== Segment start ==
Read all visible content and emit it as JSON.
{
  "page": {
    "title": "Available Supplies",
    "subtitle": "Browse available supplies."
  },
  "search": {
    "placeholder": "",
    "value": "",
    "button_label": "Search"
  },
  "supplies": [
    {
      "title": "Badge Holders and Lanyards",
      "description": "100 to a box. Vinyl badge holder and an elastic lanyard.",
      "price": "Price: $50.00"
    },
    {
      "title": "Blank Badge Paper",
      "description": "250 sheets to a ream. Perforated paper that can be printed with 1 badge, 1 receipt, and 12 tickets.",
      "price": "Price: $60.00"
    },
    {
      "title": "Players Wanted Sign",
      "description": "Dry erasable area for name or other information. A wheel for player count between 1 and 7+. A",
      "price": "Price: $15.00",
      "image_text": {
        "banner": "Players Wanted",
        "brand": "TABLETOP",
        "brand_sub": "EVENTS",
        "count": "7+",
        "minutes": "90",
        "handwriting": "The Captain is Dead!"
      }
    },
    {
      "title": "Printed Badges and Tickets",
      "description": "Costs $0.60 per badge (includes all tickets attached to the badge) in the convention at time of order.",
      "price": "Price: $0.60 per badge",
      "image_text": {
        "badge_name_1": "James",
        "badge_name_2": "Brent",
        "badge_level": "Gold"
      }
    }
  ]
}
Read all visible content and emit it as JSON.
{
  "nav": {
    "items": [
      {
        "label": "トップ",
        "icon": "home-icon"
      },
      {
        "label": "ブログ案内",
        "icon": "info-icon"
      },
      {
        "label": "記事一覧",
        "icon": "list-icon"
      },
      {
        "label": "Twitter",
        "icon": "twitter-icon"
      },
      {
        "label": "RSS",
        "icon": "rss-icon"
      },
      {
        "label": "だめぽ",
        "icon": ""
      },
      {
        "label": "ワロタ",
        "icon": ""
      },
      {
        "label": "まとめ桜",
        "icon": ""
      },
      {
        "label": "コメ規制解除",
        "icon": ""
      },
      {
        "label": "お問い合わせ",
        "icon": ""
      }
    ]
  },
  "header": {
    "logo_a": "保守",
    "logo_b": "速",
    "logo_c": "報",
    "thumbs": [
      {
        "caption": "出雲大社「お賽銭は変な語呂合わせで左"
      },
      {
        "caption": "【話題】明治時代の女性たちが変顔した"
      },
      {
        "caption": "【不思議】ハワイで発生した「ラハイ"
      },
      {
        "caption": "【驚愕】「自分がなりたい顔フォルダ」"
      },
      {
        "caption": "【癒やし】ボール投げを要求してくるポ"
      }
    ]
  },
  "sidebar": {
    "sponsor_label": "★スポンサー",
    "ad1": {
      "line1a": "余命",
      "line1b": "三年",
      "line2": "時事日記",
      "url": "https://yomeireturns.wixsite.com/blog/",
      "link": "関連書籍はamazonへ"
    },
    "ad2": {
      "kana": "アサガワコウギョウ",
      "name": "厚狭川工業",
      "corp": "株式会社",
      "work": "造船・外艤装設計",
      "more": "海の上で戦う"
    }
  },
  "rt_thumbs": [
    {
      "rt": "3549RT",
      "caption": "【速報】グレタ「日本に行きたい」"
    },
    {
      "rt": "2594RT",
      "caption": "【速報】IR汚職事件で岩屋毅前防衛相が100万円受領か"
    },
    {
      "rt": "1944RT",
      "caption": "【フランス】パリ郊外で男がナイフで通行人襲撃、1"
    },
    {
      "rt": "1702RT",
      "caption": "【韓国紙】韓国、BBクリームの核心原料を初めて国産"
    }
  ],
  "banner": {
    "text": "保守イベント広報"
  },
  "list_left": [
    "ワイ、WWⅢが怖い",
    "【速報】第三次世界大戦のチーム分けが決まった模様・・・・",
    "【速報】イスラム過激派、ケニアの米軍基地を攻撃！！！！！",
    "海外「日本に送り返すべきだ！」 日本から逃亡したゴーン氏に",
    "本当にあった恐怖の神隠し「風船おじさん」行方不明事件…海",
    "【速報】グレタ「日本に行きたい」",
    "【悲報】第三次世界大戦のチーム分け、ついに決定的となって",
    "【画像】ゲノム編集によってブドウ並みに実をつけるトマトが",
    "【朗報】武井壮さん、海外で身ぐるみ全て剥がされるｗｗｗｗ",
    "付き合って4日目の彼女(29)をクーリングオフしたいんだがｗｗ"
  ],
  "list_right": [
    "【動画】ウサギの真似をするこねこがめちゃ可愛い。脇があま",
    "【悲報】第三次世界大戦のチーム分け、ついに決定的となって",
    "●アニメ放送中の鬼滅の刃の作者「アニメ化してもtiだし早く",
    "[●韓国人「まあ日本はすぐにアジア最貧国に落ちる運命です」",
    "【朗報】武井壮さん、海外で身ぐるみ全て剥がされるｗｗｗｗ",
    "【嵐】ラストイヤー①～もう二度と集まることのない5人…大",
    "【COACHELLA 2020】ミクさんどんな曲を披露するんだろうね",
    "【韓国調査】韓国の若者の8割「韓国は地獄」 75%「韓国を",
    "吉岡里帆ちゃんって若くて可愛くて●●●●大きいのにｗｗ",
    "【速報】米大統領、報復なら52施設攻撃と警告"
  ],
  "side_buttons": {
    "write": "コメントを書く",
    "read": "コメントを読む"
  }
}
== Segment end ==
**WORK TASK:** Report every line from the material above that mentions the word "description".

**SOLVED PROBLEM:**
      "description": "100 to a box. Vinyl badge holder and an elastic lanyard.",
      "description": "250 sheets to a ream. Perforated paper that can be printed with 1 badge, 1 receipt, and 12 tickets.",
      "description": "Dry erasable area for name or other information. A wheel for player count between 1 and 7+. A",
      "description": "Costs $0.60 per badge (includes all tickets attached to the badge) in the convention at time of order.",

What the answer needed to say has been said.